Digital Tools Bolster Cybersecurity
The tools needed to mount an effective defense are appearing as essential design elements in today’s IT infrastructure.
by Thane Erickson
Technology has revolutionized every aspect of commerce, government and society. But that also raises a question in the mind of every CIO and CISO: How can an enterprise best protect its customers, core business, supporting applications and data?
The good news is that the tools and technologies needed to mount an effective defense are already appearing in today’s IT infrastructure as essential design elements. Virtualization and automation — features that make it easy and fast to spin up new resources and tear them down just as quickly — lend themselves to reducing attack surfaces that hackers can penetrate by partitioning resources and data to a greater degree than can legacy architectures.
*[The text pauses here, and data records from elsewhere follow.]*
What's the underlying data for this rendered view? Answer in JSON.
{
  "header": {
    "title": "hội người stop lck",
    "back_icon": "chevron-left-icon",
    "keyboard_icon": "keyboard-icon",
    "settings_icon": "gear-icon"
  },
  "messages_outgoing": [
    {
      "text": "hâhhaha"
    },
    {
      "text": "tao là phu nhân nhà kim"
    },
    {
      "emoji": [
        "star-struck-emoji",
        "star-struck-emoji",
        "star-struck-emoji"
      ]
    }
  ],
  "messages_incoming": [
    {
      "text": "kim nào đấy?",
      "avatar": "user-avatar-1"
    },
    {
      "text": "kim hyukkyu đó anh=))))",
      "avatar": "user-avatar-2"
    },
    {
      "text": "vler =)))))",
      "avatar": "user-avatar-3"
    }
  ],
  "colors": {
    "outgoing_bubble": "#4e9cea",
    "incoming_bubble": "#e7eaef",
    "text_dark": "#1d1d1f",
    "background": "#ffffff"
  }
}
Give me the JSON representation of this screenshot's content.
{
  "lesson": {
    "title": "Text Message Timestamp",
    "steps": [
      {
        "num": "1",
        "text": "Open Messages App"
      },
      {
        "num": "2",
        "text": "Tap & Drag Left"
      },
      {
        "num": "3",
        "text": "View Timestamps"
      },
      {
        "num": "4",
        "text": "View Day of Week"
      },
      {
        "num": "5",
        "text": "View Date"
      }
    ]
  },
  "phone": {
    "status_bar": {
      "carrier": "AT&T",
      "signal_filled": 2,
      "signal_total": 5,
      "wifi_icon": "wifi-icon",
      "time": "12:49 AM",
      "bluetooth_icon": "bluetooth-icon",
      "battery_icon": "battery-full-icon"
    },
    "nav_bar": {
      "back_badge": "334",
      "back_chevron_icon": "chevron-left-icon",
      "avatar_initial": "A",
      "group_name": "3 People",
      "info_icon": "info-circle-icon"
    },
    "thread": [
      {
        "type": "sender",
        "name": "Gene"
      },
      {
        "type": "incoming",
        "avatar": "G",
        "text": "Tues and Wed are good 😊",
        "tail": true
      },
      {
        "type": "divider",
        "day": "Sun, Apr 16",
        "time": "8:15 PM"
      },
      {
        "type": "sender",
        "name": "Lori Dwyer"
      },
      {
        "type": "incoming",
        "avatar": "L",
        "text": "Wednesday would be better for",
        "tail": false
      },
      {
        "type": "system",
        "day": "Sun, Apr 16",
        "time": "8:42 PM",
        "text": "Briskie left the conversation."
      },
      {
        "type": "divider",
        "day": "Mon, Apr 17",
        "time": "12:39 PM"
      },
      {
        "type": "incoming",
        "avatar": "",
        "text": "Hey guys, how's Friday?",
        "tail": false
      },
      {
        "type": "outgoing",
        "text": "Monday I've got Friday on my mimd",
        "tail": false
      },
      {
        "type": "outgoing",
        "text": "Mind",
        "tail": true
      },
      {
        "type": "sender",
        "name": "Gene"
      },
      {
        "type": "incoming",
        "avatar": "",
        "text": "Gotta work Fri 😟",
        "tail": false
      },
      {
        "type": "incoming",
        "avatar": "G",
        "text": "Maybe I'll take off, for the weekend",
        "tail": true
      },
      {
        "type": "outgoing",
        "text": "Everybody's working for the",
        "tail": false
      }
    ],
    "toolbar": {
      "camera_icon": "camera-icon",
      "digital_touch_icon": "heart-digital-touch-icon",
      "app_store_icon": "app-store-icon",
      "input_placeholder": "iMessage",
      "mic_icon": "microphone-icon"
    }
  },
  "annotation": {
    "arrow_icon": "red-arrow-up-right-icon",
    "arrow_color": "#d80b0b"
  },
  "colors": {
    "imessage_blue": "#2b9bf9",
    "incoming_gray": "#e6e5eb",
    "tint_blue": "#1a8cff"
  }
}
The enterprise is also getting better at spotting potential threats in real time, thanks to big data-driven algorithms that monitor traffic in and out of the enterprise.
Today’s digital shifts offer many tools and approaches that can be used to build new levels of security, as these examples illustrate.
Legacy IT service management systems, which typically exist as a thin patchwork layer of control on top of a sprawling IT stack, have always been reactive and required coordination between security teams and IT managers. In contrast, integrated digital service management (IDSM) solutions are tightly integrated with existing security tools by default, providing a closed-loop workflow for security incidents.
Further integration is offered by security tool logs and data to perform critical analytics. These help spot out-of-band attacks, such as multiple password-reset attempts from the same machine. By comparing data from the configuration management database, self-service portal access logging, and security information and event management (SIEM) logs, questionable activities can be more easily identified and blocked, and the root causes of incidents can be identified and eliminated.
Perhaps the most fundamental and effective step is to develop a comprehensive strategy. Cybersecurity is an ongoing activity, not a one-off project. CIOs must make security the foundation of everything they do. These are some of the steps we routinely recommend to develop that new approach:
- Assess security capabilities and identify opportunities. Determine where the organization currently stands and the level of resources required to support meaningful transformation.
- Evolve the security program vision. Establish an end-to-end enterprise security program and integrate it with existing enterprise architecture processes to reduce complexity levels and produce outcomes valued by the business.
- Become agile. Embrace the cloud and emerging technologies to boost IT agility and reach customers faster, capitalize on efficiency and cost benefits, and do so within risk tolerances.
- Accelerate toward security intelligence. Adapt to handle new threats to the enterprise by developing threat-centered operations based on a deep understanding of adversaries, their goals and techniques.
- Develop end-to-end delivery and sourcing. Plan a delivery and operational strategy for each of your security services to make a clear-eyed assessment of internal competencies for designing, building and deploying elements of a cybersecurity program.
In some ways, IT security has become a victim of IT success. As platforms have proliferated, it has become costlier to manage and secure them. An agile hybrid cloud platform provides a compelling option to address a number of cybersecurity challenges. Rapidly enabling inexpensive computing resources that span private and public cloud infrastructures ensures that policy-aligned resources can be consumed at the point of use and eliminated when they’re no longer needed.
In addition, applications can now be (and should be) built on a more secure foundation. Secure DevOps must be an integral element of the build-and-release cycles for all new applications. This shift improves collaboration among various groups, lowering blockades and hurdles that have in the past impaired the ability of businesses to leverage modern application platforms.
Networks are a common vector for attacks; however, they are now becoming smart enough to take on a far more proactive security role. Modern software-defined networks, combined with continuous control-based monitoring and analytics, will help companies adopt a modern, agile approach to network security, moving beyond automatic identification and alerting toward dynamic remediation.
A network composed of virtual components means that security can be built into business application logic, simplifying network security policy enforcement and auditing, and improving threat detection and response. Complex policies and remediation tasks can be implemented programmatically, taking into consideration application functions, user classes, service categories, locations of traffic streams’ endpoints, time of day or week, cost of links, and external events. These capabilities not only strengthen existing security functions but can also improve the organization’s overall security posture and many of its operational aspects.
One thing is for sure: The traditional castle-and-moat approach of perimeter defense is no longer enough. Inherently uncontrollable elements are being introduced into the enterprise daily as innovation pervades the organization from the outside in.
The Internet, consumer devices, cloud services and other resources outside the enterprise contain many security unknowns. Despite the risk, their inclusion is vital to enterprise agility and success. Simply stated, this leaves companies with no option but to develop a more robust, holistic view of cybersecurity.
DAVID WOODHEAD is a partner in CSC’s consulting organization.
THANE ERICKSON is director of the global cybersecurity portfolio at CSC.